Bhagavad Gita: Chapter 18, Verse 40

न तदस्ति पृथिव्यां वा दिवि देवेषु वा पुन: |
सत्वं प्रकृतिजैर्मुक्तं यदेभि: स्यात्त्रिभिर्गुणै: || 40||

na tad asti pṛithivyāṁ vā divi deveṣhu vā punaḥ
sattvaṁ prakṛiti-jair muktaṁ yad ebhiḥ syāt tribhir guṇaiḥ

nano; tatthat; astiexists; pṛithivyāmon earth; or; divithe higher celestial abodes; deveṣhuamongst the celestial gods; or; punaḥagain; sattvamexistence; prakṛiti-jaiḥborn of material nature; muktamliberated; yatthat; ebhiḥfrom the influence of these; syātis; tribhiḥthree; guṇaiḥmodes of material nature


BG 18.40: No living being on earth or the higher celestial abodes in this material realm is free from the influence of these three modes of nature.


The Śhwetāśhvatar Upaniṣhad states that the material energy, Maya, is tri-colored:

ajāmekāṁ lohita-śhukla-kṛiṣhṇāṁ bahvīḥ prajāḥ sṛijamānāṁ sa-rūpāḥ
ajo hy eko juṣhamāṇo ‘nuśhete jahāty enāṁ bhukta-bhogām ajo ‘nyaḥ…(4.5)[v22]

“Material nature has three colors—white, red, and black, i.e. it has three modes—goodness, passion, and ignorance. It is the mother-like womb of the innumerable living beings within the universe.
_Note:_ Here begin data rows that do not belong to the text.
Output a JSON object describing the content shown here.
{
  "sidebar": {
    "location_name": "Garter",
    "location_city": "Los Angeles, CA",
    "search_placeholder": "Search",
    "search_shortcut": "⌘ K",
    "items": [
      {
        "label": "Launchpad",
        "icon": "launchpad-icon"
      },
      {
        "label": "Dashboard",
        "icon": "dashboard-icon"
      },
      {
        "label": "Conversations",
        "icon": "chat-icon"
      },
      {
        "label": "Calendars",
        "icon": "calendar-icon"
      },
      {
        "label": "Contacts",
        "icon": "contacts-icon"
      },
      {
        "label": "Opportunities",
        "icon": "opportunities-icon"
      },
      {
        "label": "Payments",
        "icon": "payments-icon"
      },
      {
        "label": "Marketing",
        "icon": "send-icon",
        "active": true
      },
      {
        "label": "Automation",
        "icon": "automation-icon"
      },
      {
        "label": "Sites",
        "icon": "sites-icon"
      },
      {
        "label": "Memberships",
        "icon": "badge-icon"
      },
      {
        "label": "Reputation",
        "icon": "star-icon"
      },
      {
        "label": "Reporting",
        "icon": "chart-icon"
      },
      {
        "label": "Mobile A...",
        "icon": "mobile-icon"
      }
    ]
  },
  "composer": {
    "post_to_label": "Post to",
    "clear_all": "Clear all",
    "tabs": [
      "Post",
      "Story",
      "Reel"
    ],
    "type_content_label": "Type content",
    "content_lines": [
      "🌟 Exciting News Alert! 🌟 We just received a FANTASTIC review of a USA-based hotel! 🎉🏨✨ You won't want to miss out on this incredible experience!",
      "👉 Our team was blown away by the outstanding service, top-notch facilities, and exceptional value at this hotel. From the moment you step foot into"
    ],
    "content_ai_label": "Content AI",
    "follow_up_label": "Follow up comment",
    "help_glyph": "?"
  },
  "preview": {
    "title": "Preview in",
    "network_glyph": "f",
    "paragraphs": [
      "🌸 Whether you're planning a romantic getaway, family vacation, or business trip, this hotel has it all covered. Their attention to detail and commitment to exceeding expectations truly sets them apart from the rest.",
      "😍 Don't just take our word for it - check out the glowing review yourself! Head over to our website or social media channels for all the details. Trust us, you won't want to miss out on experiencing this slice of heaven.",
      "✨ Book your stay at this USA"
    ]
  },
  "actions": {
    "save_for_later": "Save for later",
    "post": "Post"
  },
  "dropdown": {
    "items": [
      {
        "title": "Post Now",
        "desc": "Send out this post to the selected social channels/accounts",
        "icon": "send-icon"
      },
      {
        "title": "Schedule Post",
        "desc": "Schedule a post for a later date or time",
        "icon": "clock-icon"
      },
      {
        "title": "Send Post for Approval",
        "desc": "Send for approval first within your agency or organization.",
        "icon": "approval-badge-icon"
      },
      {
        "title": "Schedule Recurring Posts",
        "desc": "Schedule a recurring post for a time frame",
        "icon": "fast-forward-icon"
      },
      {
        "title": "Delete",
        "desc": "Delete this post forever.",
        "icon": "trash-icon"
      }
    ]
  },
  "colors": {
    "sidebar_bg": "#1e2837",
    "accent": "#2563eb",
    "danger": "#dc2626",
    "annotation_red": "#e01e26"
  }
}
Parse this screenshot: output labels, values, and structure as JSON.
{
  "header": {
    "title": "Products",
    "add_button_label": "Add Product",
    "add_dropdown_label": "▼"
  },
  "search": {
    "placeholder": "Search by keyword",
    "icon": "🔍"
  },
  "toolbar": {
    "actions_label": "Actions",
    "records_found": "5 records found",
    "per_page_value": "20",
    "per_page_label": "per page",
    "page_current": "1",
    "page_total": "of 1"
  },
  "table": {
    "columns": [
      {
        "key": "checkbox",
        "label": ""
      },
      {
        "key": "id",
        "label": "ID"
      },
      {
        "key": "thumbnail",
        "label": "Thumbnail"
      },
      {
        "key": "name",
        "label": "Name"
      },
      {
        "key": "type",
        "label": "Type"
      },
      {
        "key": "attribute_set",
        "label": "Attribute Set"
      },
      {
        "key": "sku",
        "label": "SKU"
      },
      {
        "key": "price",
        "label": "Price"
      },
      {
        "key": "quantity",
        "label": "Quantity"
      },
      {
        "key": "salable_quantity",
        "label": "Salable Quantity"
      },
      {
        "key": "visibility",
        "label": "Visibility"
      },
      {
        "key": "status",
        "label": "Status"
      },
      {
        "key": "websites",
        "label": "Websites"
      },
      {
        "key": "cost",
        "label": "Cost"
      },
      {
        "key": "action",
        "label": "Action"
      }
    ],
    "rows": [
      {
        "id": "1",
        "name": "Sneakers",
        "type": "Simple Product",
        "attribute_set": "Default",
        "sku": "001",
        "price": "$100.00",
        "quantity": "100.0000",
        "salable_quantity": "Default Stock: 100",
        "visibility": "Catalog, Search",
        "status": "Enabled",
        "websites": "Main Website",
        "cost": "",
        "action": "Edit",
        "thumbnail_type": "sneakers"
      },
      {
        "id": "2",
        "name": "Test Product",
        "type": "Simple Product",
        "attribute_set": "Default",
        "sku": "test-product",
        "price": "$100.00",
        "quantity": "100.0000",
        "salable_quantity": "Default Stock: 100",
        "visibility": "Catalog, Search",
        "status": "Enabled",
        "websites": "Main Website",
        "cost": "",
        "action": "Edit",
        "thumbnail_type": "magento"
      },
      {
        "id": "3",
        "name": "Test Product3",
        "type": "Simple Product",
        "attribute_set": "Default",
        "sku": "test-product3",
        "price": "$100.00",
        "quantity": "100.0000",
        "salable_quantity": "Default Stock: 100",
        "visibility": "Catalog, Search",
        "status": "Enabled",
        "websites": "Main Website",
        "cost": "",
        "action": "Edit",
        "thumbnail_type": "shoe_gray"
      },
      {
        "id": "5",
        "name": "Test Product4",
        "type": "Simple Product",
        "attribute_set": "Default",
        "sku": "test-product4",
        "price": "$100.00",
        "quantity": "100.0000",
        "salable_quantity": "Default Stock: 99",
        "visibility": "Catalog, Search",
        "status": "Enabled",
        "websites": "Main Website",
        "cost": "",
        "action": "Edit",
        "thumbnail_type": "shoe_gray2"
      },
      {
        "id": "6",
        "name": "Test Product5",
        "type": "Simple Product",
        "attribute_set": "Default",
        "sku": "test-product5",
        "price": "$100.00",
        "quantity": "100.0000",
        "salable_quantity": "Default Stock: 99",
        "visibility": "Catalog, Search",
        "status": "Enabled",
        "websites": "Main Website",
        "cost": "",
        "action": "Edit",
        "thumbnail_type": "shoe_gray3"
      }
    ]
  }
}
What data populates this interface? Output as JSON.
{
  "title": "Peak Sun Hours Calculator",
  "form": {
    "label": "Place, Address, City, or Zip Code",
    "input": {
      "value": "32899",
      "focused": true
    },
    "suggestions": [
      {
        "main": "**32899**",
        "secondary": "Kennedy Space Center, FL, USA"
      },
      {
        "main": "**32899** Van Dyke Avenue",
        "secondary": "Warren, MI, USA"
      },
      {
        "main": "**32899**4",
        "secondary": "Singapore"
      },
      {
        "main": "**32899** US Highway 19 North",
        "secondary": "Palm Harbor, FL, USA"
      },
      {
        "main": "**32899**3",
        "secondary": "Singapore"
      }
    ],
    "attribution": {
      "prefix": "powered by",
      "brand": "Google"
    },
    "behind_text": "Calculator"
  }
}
It is brought into existence and supported by the one unborn Lord, who is full of knowledge. God, however, does not consort with his material energy. He independently enjoys the pleasure of his transcendental pastimes. But the living entity enjoys her and thus becomes bound.”

Maya’s domain extends from the nether regions to the celestial abode of Brahma. Since the three modes of nature—sattva, rajas, and tamas—are inherent attributes of Maya, they exist in all the material abodes of existence. Hence all living beings in these abodes, be they humans or the celestial gods, are under the sway of these three modes. The difference is only in the relative proportions of the three guṇas. The residents of the nether regions have a predominance of tamas; the residents of the earth planet have a predominance of rajas; and the residents of the celestial abodes have a predominance of sattva. Now, using these three variables, Shree Krishna explains why human beings possess differing natures.